DC Operating Point Analysis calculates the behavior of a circuit when a DC voltage or current is applied to it. The result of this analysis is generally referred as the bias point or quiescent point, Q-point. In most cases, the results of the DC Operating Point Analysis are intermediate values for further analysis.
DC Sweep Analysis is used to calculate a circuits’ bias point over a range of values. This procedure allows you to simulate a circuit many times, sweeping the DC values within a predetermined range. You can control the source values by choosing the start and stop values and the increment for the DC range. The bias point of the circuit is calculated for each value of the sweep.
In Transient Analysis Multisim computes the circuit’s response as a function of time. This analysis divides the time into segments and calculates the voltage and current levels for each given interval. Finally, the results, voltage versus time, are presented in the Grapher View.
AC Analysis is used to calculate the small-signal response of a circuit. In AC Analysis, the DC operating point is first calculated to obtain linear, small-signal models for all nonlinear components. Then, the equivalent circuit is analyzed from a start to a stop frequency. The result of an AC Analysis is displayed in two parts: gain versus frequency and phase versus frequency.
Using Temperature Sweep Analysis you can quickly verify the operation of your circuit by simulating it at different temperatures. The effect is the same as simulating the circuit several times, once for each temperature. You control the temperature values by choosing start, stop and increment values.
Fourier Analysis is a method of analyzing complex periodic waveforms. It permits any nonsinusoidal period function to be resolved into sine or cosine waves, possibly an infinite number, and a DC component. This permits further analysis and allows you to determine the effect of combining the waveform with other signals.
Worst Case Analysis is a statistical technique that uses a “what if” approach to provide a practical result and its primary purpose is to identify the most critical components of a circuit. This analysis helps you answer the question: What will be the worst possible effects of variations in component parameters?
Noise Analysis calculates the noise contribution from each resistor and semiconductor device at the specified output node.
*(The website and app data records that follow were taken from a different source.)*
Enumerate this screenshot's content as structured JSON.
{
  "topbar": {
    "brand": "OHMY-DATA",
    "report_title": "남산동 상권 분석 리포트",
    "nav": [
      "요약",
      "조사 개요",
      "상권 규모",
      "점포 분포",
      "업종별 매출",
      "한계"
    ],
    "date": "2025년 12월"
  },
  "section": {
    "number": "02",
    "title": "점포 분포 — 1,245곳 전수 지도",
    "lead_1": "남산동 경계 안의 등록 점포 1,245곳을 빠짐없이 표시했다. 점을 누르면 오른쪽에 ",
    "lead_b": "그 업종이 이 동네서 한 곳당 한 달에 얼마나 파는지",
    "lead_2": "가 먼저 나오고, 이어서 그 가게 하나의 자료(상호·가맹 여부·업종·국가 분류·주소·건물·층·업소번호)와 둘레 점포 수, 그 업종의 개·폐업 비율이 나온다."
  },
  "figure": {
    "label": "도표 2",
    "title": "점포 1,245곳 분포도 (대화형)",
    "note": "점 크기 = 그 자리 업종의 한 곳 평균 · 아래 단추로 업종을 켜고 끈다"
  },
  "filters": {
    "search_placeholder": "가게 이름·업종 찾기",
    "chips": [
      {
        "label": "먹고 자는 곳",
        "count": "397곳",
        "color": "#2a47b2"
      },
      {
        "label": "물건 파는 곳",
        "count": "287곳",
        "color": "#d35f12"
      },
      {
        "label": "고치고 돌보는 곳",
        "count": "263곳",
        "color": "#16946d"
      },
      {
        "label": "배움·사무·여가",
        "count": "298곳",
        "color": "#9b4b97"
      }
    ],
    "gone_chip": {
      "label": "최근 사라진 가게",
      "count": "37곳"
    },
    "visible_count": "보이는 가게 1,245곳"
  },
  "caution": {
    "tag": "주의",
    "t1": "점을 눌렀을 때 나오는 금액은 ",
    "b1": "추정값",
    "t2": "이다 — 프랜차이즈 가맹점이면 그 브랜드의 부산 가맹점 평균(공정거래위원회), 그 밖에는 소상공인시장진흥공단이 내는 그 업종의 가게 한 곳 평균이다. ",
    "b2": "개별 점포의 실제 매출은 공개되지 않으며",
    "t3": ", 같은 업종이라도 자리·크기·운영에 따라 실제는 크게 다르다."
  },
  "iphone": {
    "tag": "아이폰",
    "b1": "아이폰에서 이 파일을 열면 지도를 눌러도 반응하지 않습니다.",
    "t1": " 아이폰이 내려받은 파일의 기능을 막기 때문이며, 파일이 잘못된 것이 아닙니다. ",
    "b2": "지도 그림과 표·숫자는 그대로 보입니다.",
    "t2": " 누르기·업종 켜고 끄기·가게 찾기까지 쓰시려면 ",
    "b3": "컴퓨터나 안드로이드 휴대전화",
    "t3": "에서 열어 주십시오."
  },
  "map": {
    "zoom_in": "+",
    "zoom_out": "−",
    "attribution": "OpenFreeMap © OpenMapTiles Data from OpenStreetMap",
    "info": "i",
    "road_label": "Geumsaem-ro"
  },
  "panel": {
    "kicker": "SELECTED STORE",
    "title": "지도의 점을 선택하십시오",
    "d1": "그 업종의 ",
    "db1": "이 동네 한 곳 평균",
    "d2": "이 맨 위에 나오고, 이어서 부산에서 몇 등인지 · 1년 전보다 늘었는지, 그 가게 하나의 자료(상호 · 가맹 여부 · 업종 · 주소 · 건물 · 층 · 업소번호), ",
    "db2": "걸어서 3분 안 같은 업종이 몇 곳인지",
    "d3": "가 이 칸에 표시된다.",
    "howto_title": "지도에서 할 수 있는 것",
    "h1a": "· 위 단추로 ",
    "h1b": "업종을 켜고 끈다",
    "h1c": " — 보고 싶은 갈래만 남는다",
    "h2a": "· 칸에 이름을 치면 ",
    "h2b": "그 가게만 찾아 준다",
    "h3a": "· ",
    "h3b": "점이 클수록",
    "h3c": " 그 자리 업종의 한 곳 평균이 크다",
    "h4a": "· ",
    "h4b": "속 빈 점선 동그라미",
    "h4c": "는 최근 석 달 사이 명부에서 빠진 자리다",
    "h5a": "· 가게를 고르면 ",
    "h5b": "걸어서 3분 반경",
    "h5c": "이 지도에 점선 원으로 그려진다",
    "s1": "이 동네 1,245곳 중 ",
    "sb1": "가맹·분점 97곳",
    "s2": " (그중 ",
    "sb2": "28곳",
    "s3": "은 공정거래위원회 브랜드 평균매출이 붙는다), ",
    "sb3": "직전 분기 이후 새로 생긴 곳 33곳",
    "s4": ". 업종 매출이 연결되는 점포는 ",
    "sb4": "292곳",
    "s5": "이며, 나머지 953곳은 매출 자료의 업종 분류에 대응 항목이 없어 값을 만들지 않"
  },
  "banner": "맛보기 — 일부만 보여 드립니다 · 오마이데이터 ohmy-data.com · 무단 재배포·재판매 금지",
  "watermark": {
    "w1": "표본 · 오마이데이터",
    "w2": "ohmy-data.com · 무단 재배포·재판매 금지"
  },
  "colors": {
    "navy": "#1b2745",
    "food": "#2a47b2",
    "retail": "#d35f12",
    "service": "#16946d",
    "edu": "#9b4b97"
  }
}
Multisim creates a noise model of the circuit using noise models of each resistor and semiconductor devices and then performs AC-like analysis. It calculates the noise contribution of each component and propagates it to the output of the circuit sweeping through the frequency range specified.
Noise Figure Analysis is used to specify exactly how noisy a device is. For a transistor, noise figure is simply a measure of how much noise the transistor adds to the signal during the amplification process. In a circuit network, the noise figure is used as a figure of merit to compare the noise in a network with the noise in an ideal or noiseless network. It is a measure of the degradation in signal-to-noise ratio (SNR) between the input and output ports of a network.
With Parameter Sweep Analysis you can verify the operation of a circuit by simulation across a range of values for a component parameter. The effect is the same as simulating the circuit several times, once for each value. You control the parameter values by choosing a start value, end value, type of sweep that you wish to simulate and the desired increment value.